Your instructions:
Whenever a line in the data holds the string "plus", pull that line out.

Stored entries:

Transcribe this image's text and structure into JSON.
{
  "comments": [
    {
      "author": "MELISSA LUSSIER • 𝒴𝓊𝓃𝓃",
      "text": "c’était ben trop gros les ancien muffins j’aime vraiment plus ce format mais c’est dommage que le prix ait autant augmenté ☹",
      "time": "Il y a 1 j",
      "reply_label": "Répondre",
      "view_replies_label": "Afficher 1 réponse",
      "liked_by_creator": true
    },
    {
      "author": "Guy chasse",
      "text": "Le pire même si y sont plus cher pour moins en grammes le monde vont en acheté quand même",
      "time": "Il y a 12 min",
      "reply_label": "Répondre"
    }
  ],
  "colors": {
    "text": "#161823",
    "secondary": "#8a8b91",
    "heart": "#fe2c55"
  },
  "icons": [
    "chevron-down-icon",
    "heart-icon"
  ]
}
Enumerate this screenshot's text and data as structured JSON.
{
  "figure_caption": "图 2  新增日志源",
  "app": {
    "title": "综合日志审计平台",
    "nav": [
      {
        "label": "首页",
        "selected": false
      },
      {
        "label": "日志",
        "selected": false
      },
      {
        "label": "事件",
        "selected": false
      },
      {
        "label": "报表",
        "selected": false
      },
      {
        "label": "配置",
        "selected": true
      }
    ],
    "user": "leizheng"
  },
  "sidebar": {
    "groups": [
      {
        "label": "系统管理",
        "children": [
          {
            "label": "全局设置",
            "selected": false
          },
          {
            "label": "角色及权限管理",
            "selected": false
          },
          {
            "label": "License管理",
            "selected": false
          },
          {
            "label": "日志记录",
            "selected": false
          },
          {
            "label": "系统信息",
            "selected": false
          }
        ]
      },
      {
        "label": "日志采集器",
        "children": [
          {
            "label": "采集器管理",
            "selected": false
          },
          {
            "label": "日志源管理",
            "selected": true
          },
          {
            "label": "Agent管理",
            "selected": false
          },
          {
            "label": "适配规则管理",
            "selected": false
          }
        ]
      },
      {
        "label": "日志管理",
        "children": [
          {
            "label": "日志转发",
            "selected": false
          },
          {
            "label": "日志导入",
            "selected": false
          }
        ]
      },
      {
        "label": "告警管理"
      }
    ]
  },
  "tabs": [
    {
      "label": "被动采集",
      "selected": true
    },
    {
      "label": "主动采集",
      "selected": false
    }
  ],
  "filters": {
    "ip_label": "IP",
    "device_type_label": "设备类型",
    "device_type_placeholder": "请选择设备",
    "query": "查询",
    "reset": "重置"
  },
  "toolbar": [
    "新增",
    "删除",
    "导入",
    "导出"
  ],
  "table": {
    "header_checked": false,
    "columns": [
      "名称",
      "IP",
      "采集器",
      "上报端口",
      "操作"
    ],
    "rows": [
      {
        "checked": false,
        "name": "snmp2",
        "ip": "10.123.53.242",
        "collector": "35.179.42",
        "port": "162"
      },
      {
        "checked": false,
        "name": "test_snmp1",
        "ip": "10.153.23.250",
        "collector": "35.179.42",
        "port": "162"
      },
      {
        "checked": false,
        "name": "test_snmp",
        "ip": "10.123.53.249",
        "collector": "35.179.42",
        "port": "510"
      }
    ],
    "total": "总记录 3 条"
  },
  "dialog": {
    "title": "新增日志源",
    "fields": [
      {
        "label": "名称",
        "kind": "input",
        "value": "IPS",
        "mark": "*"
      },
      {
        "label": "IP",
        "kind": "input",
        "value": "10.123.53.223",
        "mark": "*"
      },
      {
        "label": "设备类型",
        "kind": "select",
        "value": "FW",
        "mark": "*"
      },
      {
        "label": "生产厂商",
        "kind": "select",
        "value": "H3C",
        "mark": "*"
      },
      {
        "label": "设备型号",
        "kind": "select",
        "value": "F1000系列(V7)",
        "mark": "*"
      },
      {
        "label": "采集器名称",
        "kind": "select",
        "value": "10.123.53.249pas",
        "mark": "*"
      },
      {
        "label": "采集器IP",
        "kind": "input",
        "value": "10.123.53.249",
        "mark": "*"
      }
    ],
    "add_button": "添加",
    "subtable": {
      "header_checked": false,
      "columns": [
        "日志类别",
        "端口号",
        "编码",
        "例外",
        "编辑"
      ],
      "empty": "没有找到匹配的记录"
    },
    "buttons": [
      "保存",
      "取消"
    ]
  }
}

Solution to the exercise:
      "text": "c’était ben trop gros les ancien muffins j’aime vraiment plus ce format mais c’est dommage que le prix ait autant augmenté ☹",
      "text": "Le pire même si y sont plus cher pour moins en grammes le monde vont en acheté quand même",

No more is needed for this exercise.